- Task item -
Take each line of the data that contains the string "title" and copy it.

Data about app and page elements
-----
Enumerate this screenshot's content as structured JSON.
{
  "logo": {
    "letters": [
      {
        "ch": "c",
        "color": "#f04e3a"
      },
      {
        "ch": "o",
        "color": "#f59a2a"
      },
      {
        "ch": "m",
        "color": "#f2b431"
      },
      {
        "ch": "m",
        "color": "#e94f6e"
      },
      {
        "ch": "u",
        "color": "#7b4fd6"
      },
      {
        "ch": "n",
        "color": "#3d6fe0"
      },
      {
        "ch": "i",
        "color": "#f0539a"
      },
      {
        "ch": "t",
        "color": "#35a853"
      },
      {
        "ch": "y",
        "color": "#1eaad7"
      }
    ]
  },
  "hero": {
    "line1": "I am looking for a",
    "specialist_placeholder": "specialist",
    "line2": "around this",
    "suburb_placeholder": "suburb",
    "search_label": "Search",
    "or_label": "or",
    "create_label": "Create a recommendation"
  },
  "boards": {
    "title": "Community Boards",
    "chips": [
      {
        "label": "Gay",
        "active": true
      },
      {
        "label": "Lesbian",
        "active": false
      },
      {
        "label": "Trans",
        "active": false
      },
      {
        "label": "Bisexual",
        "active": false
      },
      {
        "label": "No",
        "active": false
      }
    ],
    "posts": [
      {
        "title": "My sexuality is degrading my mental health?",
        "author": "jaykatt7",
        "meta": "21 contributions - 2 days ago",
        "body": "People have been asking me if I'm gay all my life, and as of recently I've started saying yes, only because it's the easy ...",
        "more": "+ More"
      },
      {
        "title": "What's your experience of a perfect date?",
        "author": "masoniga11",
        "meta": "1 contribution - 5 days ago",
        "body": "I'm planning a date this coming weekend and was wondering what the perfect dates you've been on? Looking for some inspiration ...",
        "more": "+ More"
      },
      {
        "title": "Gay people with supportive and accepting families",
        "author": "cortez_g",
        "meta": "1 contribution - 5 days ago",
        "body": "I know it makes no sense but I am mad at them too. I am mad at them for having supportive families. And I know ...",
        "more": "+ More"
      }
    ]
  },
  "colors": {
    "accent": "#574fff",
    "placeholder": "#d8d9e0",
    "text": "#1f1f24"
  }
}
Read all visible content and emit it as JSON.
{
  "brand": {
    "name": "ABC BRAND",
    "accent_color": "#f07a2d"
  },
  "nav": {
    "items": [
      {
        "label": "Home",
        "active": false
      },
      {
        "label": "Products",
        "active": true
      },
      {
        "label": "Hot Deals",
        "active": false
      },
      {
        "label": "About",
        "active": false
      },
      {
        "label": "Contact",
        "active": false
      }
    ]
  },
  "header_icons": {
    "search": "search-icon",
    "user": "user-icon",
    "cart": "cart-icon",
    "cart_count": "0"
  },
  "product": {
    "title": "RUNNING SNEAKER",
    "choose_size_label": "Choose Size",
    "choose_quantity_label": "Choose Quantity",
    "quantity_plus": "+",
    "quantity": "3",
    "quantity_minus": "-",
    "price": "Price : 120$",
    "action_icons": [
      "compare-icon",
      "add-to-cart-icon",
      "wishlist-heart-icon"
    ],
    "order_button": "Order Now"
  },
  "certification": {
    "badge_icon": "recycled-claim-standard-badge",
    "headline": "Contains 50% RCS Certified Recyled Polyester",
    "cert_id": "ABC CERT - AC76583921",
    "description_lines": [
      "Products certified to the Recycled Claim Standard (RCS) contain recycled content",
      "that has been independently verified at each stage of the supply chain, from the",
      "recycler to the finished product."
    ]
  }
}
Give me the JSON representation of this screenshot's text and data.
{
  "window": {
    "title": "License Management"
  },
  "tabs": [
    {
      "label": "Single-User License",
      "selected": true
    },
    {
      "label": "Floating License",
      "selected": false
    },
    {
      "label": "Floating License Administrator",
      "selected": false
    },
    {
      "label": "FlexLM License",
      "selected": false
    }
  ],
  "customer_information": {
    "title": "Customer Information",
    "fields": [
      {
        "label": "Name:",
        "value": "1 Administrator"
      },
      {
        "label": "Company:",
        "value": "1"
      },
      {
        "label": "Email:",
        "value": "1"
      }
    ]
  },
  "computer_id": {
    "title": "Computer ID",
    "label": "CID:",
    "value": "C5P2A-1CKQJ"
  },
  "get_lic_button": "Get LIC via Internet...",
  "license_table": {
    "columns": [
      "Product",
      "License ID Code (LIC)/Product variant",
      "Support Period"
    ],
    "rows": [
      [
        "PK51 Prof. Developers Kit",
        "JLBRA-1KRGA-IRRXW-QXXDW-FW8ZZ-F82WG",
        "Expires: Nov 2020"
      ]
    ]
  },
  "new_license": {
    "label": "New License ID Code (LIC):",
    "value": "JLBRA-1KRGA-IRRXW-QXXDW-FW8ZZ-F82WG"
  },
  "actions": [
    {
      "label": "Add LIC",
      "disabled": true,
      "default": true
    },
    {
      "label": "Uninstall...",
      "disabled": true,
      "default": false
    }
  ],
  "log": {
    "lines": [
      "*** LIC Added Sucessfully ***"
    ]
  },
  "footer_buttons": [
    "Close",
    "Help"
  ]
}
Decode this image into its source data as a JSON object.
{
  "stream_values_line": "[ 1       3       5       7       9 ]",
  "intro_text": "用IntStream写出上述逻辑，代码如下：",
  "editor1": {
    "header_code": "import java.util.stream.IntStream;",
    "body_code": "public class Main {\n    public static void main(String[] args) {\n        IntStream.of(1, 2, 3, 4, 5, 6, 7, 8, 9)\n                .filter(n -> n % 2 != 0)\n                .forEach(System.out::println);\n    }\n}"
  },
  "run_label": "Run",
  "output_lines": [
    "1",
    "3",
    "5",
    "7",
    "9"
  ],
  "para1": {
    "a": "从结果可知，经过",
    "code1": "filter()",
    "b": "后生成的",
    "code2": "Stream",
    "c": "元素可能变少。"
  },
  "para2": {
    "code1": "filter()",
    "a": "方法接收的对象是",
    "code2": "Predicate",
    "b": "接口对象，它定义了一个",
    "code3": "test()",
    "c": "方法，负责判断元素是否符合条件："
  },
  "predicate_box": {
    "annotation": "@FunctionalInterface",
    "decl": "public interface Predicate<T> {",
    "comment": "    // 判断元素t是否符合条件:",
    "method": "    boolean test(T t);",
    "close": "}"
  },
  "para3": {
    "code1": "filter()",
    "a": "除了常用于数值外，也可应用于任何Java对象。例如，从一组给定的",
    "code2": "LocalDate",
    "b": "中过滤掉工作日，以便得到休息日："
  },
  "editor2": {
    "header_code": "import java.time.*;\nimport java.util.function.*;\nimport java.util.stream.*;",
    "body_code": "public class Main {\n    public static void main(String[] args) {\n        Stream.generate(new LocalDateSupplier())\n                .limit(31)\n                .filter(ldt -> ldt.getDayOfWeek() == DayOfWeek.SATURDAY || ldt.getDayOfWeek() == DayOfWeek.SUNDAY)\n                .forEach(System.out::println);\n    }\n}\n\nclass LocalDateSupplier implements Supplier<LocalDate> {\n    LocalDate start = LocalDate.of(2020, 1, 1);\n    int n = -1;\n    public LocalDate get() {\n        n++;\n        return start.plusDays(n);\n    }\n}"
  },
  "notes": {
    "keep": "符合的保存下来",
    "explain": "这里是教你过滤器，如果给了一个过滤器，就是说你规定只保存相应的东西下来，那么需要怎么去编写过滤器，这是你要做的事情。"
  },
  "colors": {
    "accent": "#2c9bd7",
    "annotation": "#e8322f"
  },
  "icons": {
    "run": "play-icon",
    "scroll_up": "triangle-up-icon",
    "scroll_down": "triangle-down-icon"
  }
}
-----
- Finished task -
    "title": "Community Boards",
        "title": "My sexuality is degrading my mental health?",
        "title": "What's your experience of a perfect date?",
        "title": "Gay people with supportive and accepting families",
    "title": "RUNNING SNEAKER",
    "title": "License Management"
    "title": "Customer Information",
    "title": "Computer ID",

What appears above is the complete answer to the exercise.